. Weak numbers improve the chance the Fed will feel less threatened by inflation and leave rates where they are. However, if they're too sluggish, the worry then becomes that the economy could be gearing up for a recession.
Energy futures were easing following weekly inventory data, while metals were mixed. Crude oil for October delivery, the new benchmark contract, fell $1.34 to finish at $71.76 a barrel. Gold eased $1 to $633 an ounce, and silver gained 25 cents to close at $12.51 an ounce.
The Energy Department said U.S. crude inventories fell by 600,000 barrels, less than expected, for the week ended Aug. 18. Gasoline inventories unexpectedly rose by 400,000 barrels. Distillate stocks climbed by 2.3 million barrels.
By sector, the Philadelphia Oil Service Sector Index was lower by 2.2%, and the Amex Oil Index lost 1.5%. Elsewhere, the S&P Retail Index slid 1.3%, and both the Philadelphia Semiconductor Sector Index and the Dow Jones Transportation Average were down 0.7%
Major averages in the U.S. closed essentially flat Tuesday after Chicago Fed President Michael Moskow cautioned investors that the central bank might not be done with its rate-tightening campaign.
During a speech, he said "the risk of inflation remaining too high is greater than the risk of growth being too low. Thus some additional firming of policy may yet be necessary to bring inflation back into the comfort zone within a reasonable period of time."
Earlier this month, policymakers left the fed funds target rate unchanged for the first time in more than two years.
cut its quarterly sales forecast late Tuesday. The chipmaker cited lower shipments for chips used in mobile phones. UBS, Piper Jaffray and Morgan Stanley lowered their price targets after the news. Still, shares rose by 79 cents, or 3.5%, to $23.37.
ended the session lower. Handset producer
was off 2%.
fell after the medical device company posted net income of $599 million, or 51 cents a share , up 87% from a year ago. Excluding items, the company said it had EPS of 55 cents, beating the lowered Thomson First Call estimate by a penny. However, the company also cut its forecast. Medtronic finished lower by 5 cents, or 0.1%, to $45.31.
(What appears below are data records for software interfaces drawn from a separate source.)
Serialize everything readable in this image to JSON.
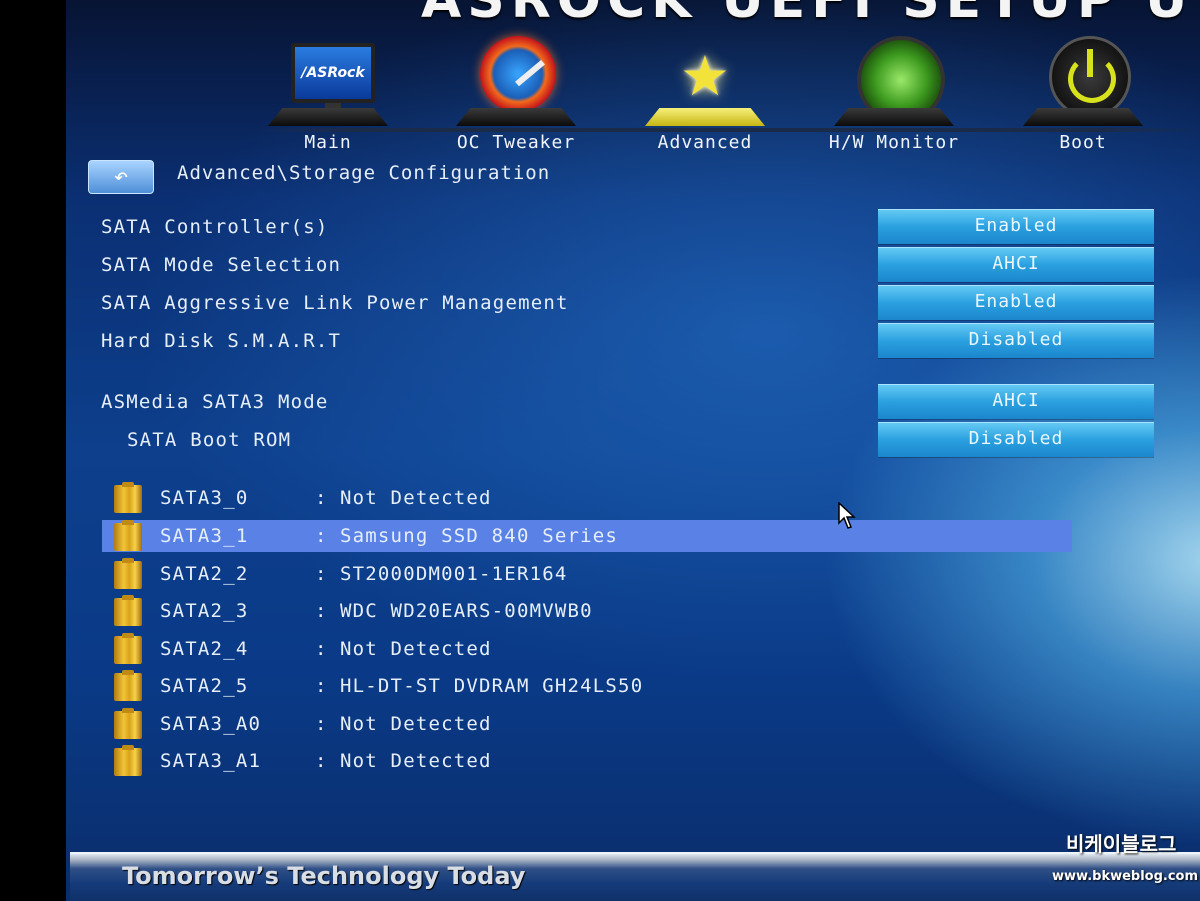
{
  "app_title": "ASROCK UEFI SETUP UT",
  "tabs": [
    {
      "label": "Main",
      "icon": "asrock-monitor-icon"
    },
    {
      "label": "OC Tweaker",
      "icon": "speedometer-icon"
    },
    {
      "label": "Advanced",
      "icon": "star-icon",
      "active": true
    },
    {
      "label": "H/W Monitor",
      "icon": "radar-icon"
    },
    {
      "label": "Boot",
      "icon": "power-icon"
    }
  ],
  "monitor_logo_text": "/ASRock",
  "back_button": {
    "icon": "back-arrow-icon",
    "glyph": "↶"
  },
  "breadcrumb": "Advanced\\Storage Configuration",
  "settings": [
    {
      "label": "SATA Controller(s)",
      "value": "Enabled"
    },
    {
      "label": "SATA Mode Selection",
      "value": "AHCI"
    },
    {
      "label": "SATA Aggressive Link Power Management",
      "value": "Enabled"
    },
    {
      "label": "Hard Disk S.M.A.R.T",
      "value": "Disabled"
    },
    {
      "label": "ASMedia SATA3 Mode",
      "value": "AHCI"
    },
    {
      "label": "SATA Boot ROM",
      "value": "Disabled"
    }
  ],
  "disks": [
    {
      "port": "SATA3_0",
      "device": "Not Detected"
    },
    {
      "port": "SATA3_1",
      "device": "Samsung SSD 840 Series",
      "selected": true
    },
    {
      "port": "SATA2_2",
      "device": "ST2000DM001-1ER164"
    },
    {
      "port": "SATA2_3",
      "device": "WDC WD20EARS-00MVWB0"
    },
    {
      "port": "SATA2_4",
      "device": "Not Detected"
    },
    {
      "port": "SATA2_5",
      "device": "HL-DT-ST DVDRAM GH24LS50"
    },
    {
      "port": "SATA3_A0",
      "device": "Not Detected"
    },
    {
      "port": "SATA3_A1",
      "device": "Not Detected"
    }
  ],
  "separator": ":",
  "footer": {
    "tagline": "Tomorrow’s Technology Today"
  },
  "watermark": {
    "name": "비케이블로그",
    "url": "www.bkweblog.com"
  },
  "colors": {
    "value_button": "#2aa0e0",
    "selected_row": "#5a82e6",
    "background": "#0d3f8c"
  }
}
was one of the best performers, surging 13.4% after the computer retailer received an unsolicited offer for its retail operations. Separately,
owner Lap Shun Hui said he made an offer to buy the retail operations for $450 million and would also consider buying all of Gateway. The stock was higher by 23 cents to close at $1.95.
Two merger stories were in the headlines, including
, which plan to combine their fine paper businesses in a $3.3 billion deal. Shareholders of Weyerhaeuser will own 55% of the company. Weyerhaeuser will also get a $1.35 billion payment. Domtar's investors will get 45% of the company.
Weyerhaeuser rose $1.32, or 2.2%, to $61.35. Domtar lost 16 cents, or 2.3%, to $6.71.
said it would buy
Internet Security Systems
for $28 a share, or $1.3 billion. The price gives Internet Security shareholders an 8% premium.
IBM closed down 28 cents, or 0.4%, to $78.67. Internet Security Systems gained $1.62, or 6.2%, to $27.62.
Equities in Europe and Asia were mostly lower. London's FTSE 100 slipped 0.7% to 5860, and Frankfurt's Xetra DAX was off 0.7% to 5775. Tokyo's Nikkei slipped 0.1% to 16,163, and Hong Kong's Hang Seng was down 0.4% to 17,088.